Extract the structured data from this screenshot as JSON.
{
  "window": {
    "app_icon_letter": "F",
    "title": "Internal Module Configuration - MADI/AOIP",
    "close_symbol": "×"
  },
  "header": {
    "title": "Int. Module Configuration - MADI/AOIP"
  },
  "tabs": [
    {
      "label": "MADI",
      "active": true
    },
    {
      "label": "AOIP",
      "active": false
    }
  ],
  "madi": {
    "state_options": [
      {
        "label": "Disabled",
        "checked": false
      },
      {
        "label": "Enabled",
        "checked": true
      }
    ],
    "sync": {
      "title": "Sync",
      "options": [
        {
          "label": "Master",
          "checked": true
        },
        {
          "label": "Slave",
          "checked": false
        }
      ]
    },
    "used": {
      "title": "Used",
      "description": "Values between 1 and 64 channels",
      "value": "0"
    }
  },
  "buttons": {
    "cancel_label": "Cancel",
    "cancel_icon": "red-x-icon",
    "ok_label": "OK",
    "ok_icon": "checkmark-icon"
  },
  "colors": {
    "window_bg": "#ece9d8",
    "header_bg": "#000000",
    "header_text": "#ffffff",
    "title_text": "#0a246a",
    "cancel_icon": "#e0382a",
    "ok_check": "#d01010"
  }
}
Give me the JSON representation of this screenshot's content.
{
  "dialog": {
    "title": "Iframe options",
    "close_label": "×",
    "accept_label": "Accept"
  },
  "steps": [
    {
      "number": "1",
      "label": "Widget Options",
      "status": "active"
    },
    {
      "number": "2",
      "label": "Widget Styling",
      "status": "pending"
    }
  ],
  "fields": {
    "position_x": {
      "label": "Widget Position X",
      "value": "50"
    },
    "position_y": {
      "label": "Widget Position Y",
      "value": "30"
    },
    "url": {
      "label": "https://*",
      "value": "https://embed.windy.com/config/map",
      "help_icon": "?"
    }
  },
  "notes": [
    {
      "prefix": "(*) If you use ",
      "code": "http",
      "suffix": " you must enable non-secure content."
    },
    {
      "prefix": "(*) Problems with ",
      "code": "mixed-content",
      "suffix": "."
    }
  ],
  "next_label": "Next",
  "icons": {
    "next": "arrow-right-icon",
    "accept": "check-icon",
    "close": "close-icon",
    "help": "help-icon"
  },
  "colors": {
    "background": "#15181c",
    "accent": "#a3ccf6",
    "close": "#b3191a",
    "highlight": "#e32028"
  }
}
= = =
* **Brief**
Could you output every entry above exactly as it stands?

* **Result of the task**
Extract the structured data from this screenshot as JSON.
{
  "window": {
    "app_icon_letter": "F",
    "title": "Internal Module Configuration - MADI/AOIP",
    "close_symbol": "×"
  },
  "header": {
    "title": "Int. Module Configuration - MADI/AOIP"
  },
  "tabs": [
    {
      "label": "MADI",
      "active": true
    },
    {
      "label": "AOIP",
      "active": false
    }
  ],
  "madi": {
    "state_options": [
      {
        "label": "Disabled",
        "checked": false
      },
      {
        "label": "Enabled",
        "checked": true
      }
    ],
    "sync": {
      "title": "Sync",
      "options": [
        {
          "label": "Master",
          "checked": true
        },
        {
          "label": "Slave",
          "checked": false
        }
      ]
    },
    "used": {
      "title": "Used",
      "description": "Values between 1 and 64 channels",
      "value": "0"
    }
  },
  "buttons": {
    "cancel_label": "Cancel",
    "cancel_icon": "red-x-icon",
    "ok_label": "OK",
    "ok_icon": "checkmark-icon"
  },
  "colors": {
    "window_bg": "#ece9d8",
    "header_bg": "#000000",
    "header_text": "#ffffff",
    "title_text": "#0a246a",
    "cancel_icon": "#e0382a",
    "ok_check": "#d01010"
  }
}
Give me the JSON representation of this screenshot's content.
{
  "dialog": {
    "title": "Iframe options",
    "close_label": "×",
    "accept_label": "Accept"
  },
  "steps": [
    {
      "number": "1",
      "label": "Widget Options",
      "status": "active"
    },
    {
      "number": "2",
      "label": "Widget Styling",
      "status": "pending"
    }
  ],
  "fields": {
    "position_x": {
      "label": "Widget Position X",
      "value": "50"
    },
    "position_y": {
      "label": "Widget Position Y",
      "value": "30"
    },
    "url": {
      "label": "https://*",
      "value": "https://embed.windy.com/config/map",
      "help_icon": "?"
    }
  },
  "notes": [
    {
      "prefix": "(*) If you use ",
      "code": "http",
      "suffix": " you must enable non-secure content."
    },
    {
      "prefix": "(*) Problems with ",
      "code": "mixed-content",
      "suffix": "."
    }
  ],
  "next_label": "Next",
  "icons": {
    "next": "arrow-right-icon",
    "accept": "check-icon",
    "close": "close-icon",
    "help": "help-icon"
  },
  "colors": {
    "background": "#15181c",
    "accent": "#a3ccf6",
    "close": "#b3191a",
    "highlight": "#e32028"
  }
}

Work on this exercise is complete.